This week I have had a trip down to the Tate Modern Gallery in London, It was part of my Photographic HND course I am doing. As a group of students we where tasked with searching out primary research and inspiration for our own work. It was interesting to look at so much art work and if we couldn’t find inspiration here I don’t know where we could, some of the installation work I found went over my head but other pieces literally gave me goose bumps.My style of photography tends to lead me down the documentary portrait style and I was pleased to see a selection of work from Miyako Ishiuchi and William Eggleston.
Two images from Miyako Ishiuchi’s collection Yokosuka Story 1977 and are Photographs on gelatine silver print paper.
These two images are from William Egglestons collection From Chromes 1970-73. Photographs, dye transfer print on paper
Both these photographer appeal to me as the images are very simple but both convey life at the time they were taken, especially Willaim Eggleston all of the subjects in this collection of prints looks very personable. To me these images are beautifully natural even they are all clearly posed. When I shoot I normally shoot black and white as that is my thing but I do really love early colour prints but to me colour photography is like looking at someone else’s sandwich, theirs always looks better than whats in your lunch box. But even with todays printing technologies the prints will never compete, older original prints will always be more alive and feel more tactile in my opinion.

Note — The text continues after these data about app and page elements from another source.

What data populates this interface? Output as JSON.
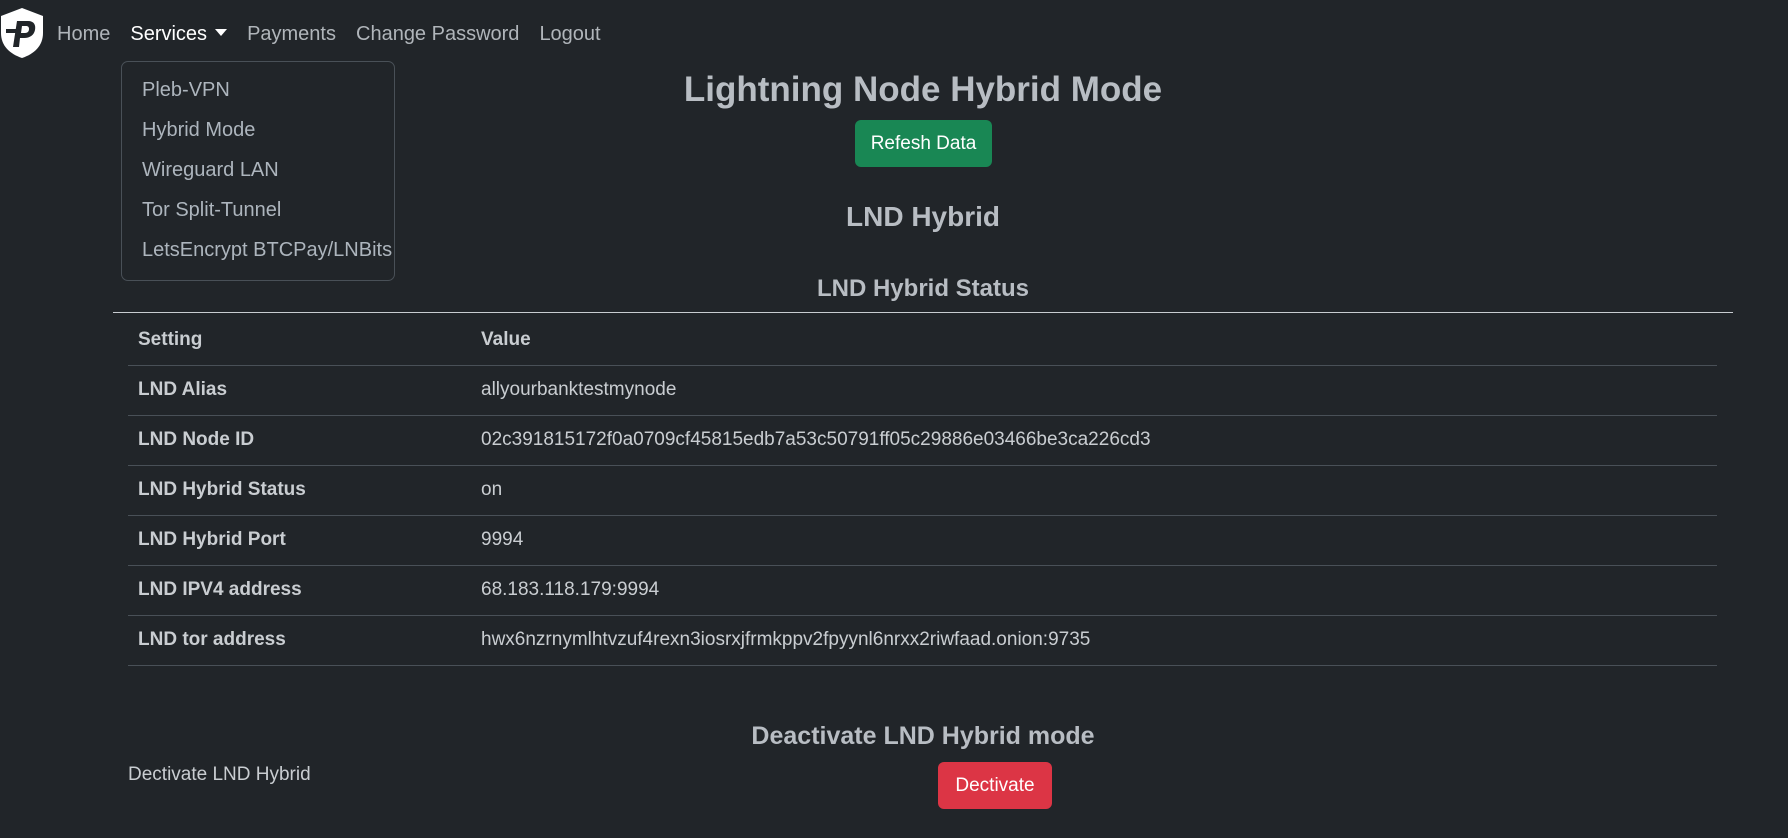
{
  "nav": {
    "items": [
      {
        "label": "Home"
      },
      {
        "label": "Services"
      },
      {
        "label": "Payments"
      },
      {
        "label": "Change Password"
      },
      {
        "label": "Logout"
      }
    ]
  },
  "services_menu": {
    "items": [
      {
        "label": "Pleb-VPN"
      },
      {
        "label": "Hybrid Mode"
      },
      {
        "label": "Wireguard LAN"
      },
      {
        "label": "Tor Split-Tunnel"
      },
      {
        "label": "LetsEncrypt BTCPay/LNBits"
      }
    ]
  },
  "page": {
    "title": "Lightning Node Hybrid Mode",
    "refresh_label": "Refesh Data",
    "section_title": "LND Hybrid",
    "status_title": "LND Hybrid Status"
  },
  "table": {
    "headers": [
      "Setting",
      "Value"
    ],
    "rows": [
      {
        "setting": "LND Alias",
        "value": "allyourbanktestmynode"
      },
      {
        "setting": "LND Node ID",
        "value": "02c391815172f0a0709cf45815edb7a53c50791ff05c29886e03466be3ca226cd3"
      },
      {
        "setting": "LND Hybrid Status",
        "value": "on"
      },
      {
        "setting": "LND Hybrid Port",
        "value": "9994"
      },
      {
        "setting": "LND IPV4 address",
        "value": "68.183.118.179:9994"
      },
      {
        "setting": "LND tor address",
        "value": "hwx6nzrnymlhtvzuf4rexn3iosrxjfrmkppv2fpyynl6nrxx2riwfaad.onion:9735"
      }
    ]
  },
  "deactivate": {
    "title": "Deactivate LND Hybrid mode",
    "label": "Dectivate LND Hybrid",
    "button_label": "Dectivate"
  },
  "colors": {
    "background": "#212529",
    "success": "#198754",
    "danger": "#dc3545"
  }
}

While I was down in London it would of been rude not partake in some personal photography of my own, so when I had an opportunity to get my camera out and below is the images I got.
Your images have a high contrast and are wonderfully dark. Could you give us a quick break down of your post-processing workflow?
I understand the need for people to ask this question. However, in my opinion, to ask entirely misses the point. My work comes with a message…a narrative that hopefully engages and absorbs. I have never and will never purport to be a Scott Kelby or the like.
Shot this today outside my house and called it “Down The Line”. When we walk around in our busy lives we never take the opportunity to stop and just look up. Today I was in the middle of editing shoot for a client and needed a break away from the Mac. It was a windy but warm autumn day and I decided to pick up my camera and take it outside, as I looked around, the light was perfect and I noticed the sky with these white clouds just blowing through. Across the road from my house is a telegraph pole, probably one of the most unnoticed things in our day to day lives. I looked up and realised as I framed up this shot, this mundane piece of wood in the middle of my street was more than that. The pole was a connection to all of us and we just take it for granted, each one of those wires is a lifeline.
These wires that look so ordinary but keep us connected to our loved ones via phone and internet, help us when we are in trouble. Burst pipes we call a plumber, feeling sick we call a doctor, this pole is not mundane and unimportant in fact this pole is a very important part of our community. If this pole did not stand outside my house, being strong and holding its wires tight 365 days of the year in all weathers, keeping us connected to the important people in our lives we would be the first to rant and complain. Why is it we take so much for granted these days, we get up, go to bed and get up again day in day out, and notice nothing. Until its gone! Yes we have mobile phones and internet these days but there are still thousands of people that rely on these extraordinary wires to stay connected.
Nothing in life should ever be taken for granted even the things we think are not important. We should stop walking around with our heads down day after day. Next time you go out “JUST LOOK UP”